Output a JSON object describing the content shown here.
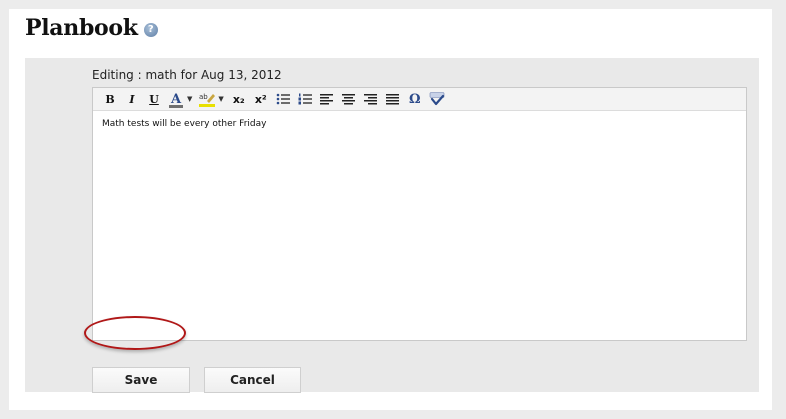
{
  "page": {
    "title": "Planbook",
    "help_icon_glyph": "?"
  },
  "editor": {
    "label": "Editing : math for Aug 13, 2012",
    "content": "Math tests will be every other Friday",
    "toolbar": [
      {
        "name": "bold-button",
        "glyph": "B"
      },
      {
        "name": "italic-button",
        "glyph": "I"
      },
      {
        "name": "underline-button",
        "glyph": "U"
      },
      {
        "name": "font-color-button",
        "glyph": "A"
      },
      {
        "name": "highlight-color-button",
        "icon": "highlighter-icon"
      },
      {
        "name": "subscript-button",
        "glyph": "x₂"
      },
      {
        "name": "superscript-button",
        "glyph": "x²"
      },
      {
        "name": "bulleted-list-button",
        "icon": "bulleted-list-icon"
      },
      {
        "name": "numbered-list-button",
        "icon": "numbered-list-icon"
      },
      {
        "name": "align-left-button",
        "icon": "align-left-icon"
      },
      {
        "name": "align-center-button",
        "icon": "align-center-icon"
      },
      {
        "name": "align-right-button",
        "icon": "align-right-icon"
      },
      {
        "name": "justify-button",
        "icon": "align-justify-icon"
      },
      {
        "name": "special-character-button",
        "glyph": "Ω"
      },
      {
        "name": "spellcheck-button",
        "icon": "spellcheck-icon"
      }
    ]
  },
  "buttons": {
    "save_label": "Save",
    "cancel_label": "Cancel"
  },
  "colors": {
    "highlight_ring": "#b01818",
    "accent": "#2b4a8a"
  }
}
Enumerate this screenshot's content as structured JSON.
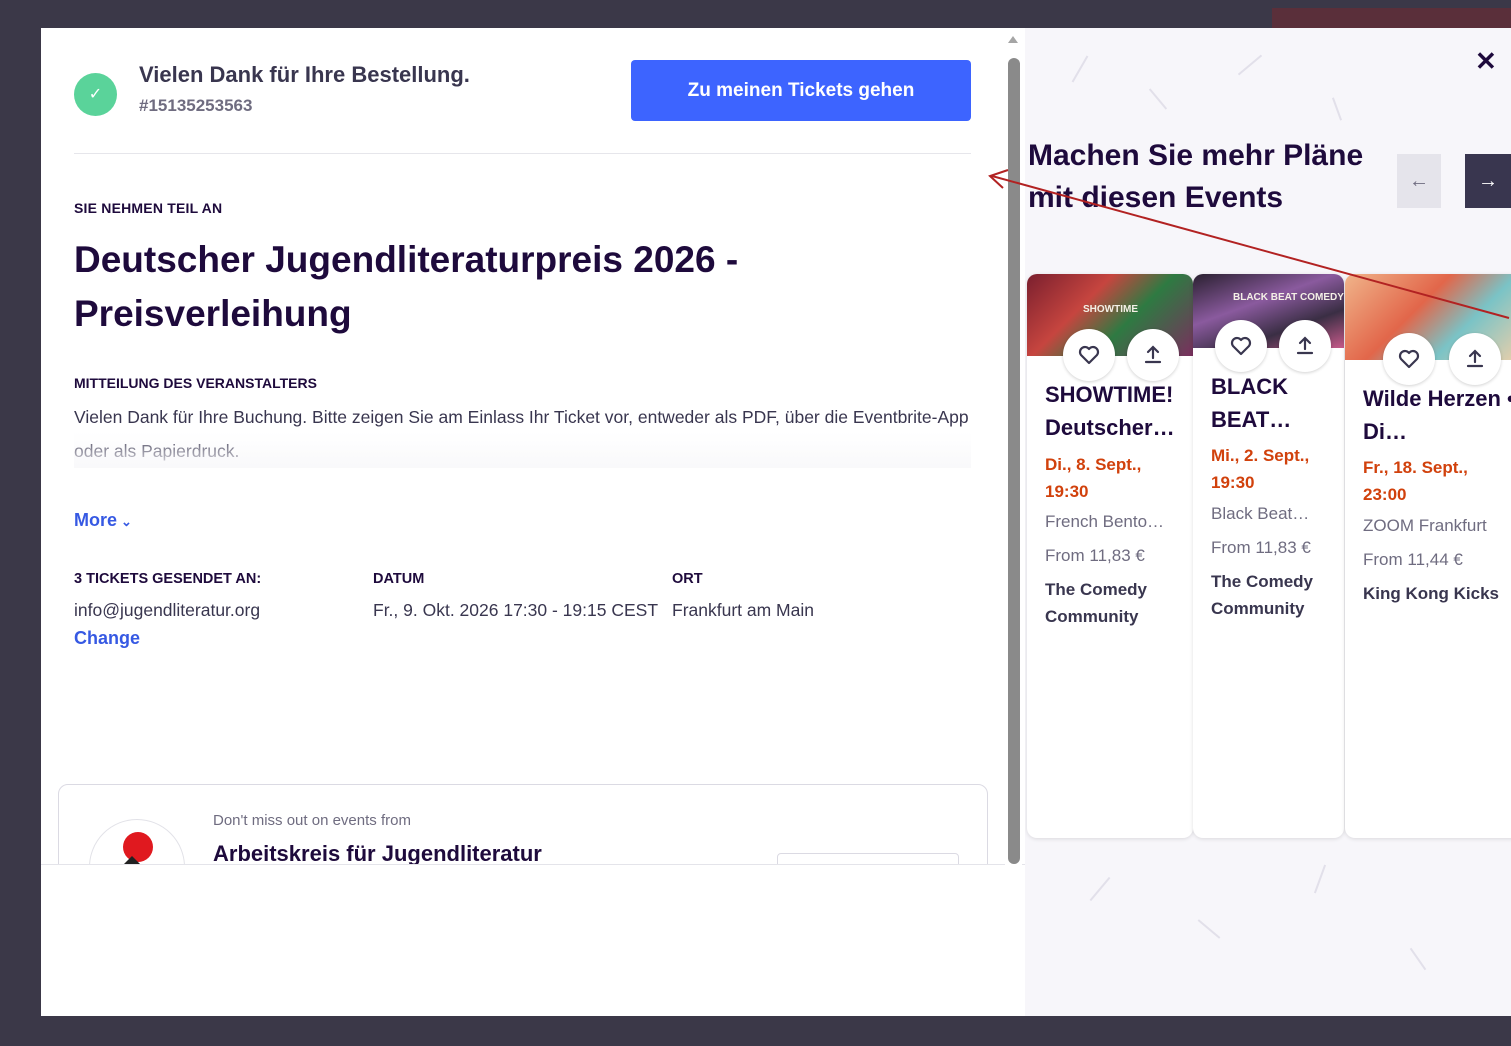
{
  "confirmation": {
    "thanks": "Vielen Dank für Ihre Bestellung.",
    "order_number": "#15135253563",
    "tickets_button": "Zu meinen Tickets gehen"
  },
  "event": {
    "attending_label": "SIE NEHMEN TEIL AN",
    "title": "Deutscher Jugendliteraturpreis 2026 - Preisverleihung",
    "organizer_message_label": "MITTEILUNG DES VERANSTALTERS",
    "organizer_message": "Vielen Dank für Ihre Buchung. Bitte zeigen Sie am Einlass Ihr Ticket vor, entweder als PDF, über die Eventbrite-App oder als Papierdruck.",
    "more_link": "More"
  },
  "details": {
    "sent_to_label": "3 TICKETS GESENDET AN:",
    "sent_to_value": "info@jugendliteratur.org",
    "change_link": "Change",
    "date_label": "DATUM",
    "date_value": "Fr., 9. Okt. 2026 17:30 - 19:15 CEST",
    "location_label": "ORT",
    "location_value": "Frankfurt am Main"
  },
  "organizer_card": {
    "dont_miss": "Don't miss out on events from",
    "name": "Arbeitskreis für Jugendliteratur"
  },
  "recommendations": {
    "heading": "Machen Sie mehr Pläne mit diesen Events",
    "cards": [
      {
        "image_label": "SHOWTIME",
        "title": "SHOWTIME! Deutscher…",
        "date": "Di., 8. Sept., 19:30",
        "venue": "French Bento…",
        "price": "From 11,83 €",
        "organizer": "The Comedy Community"
      },
      {
        "image_label": "BLACK BEAT COMEDY",
        "title": "BLACK BEAT…",
        "date": "Mi., 2. Sept., 19:30",
        "venue": "Black Beat…",
        "price": "From 11,83 €",
        "organizer": "The Comedy Community"
      },
      {
        "image_label": "",
        "title": "Wilde Herzen • Di…",
        "date": "Fr., 18. Sept., 23:00",
        "venue": "ZOOM Frankfurt",
        "price": "From 11,44 €",
        "organizer": "King Kong Kicks"
      }
    ]
  },
  "colors": {
    "accent_blue": "#3d64ff",
    "link_blue": "#3659e3",
    "date_orange": "#d1410c",
    "success_green": "#5ad39a",
    "annotation_red": "#b22222"
  },
  "icons": [
    "check-icon",
    "close-icon",
    "arrow-left-icon",
    "arrow-right-icon",
    "heart-icon",
    "share-icon",
    "chevron-down-icon"
  ]
}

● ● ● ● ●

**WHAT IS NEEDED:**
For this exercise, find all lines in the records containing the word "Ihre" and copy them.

**RESPONSE TO THE TASK:**
    "thanks": "Vielen Dank für Ihre Bestellung.",
    "organizer_message": "Vielen Dank für Ihre Buchung. Bitte zeigen Sie am Einlass Ihr Ticket vor, entweder als PDF, über die Eventbrite-App oder als Papierdruck.",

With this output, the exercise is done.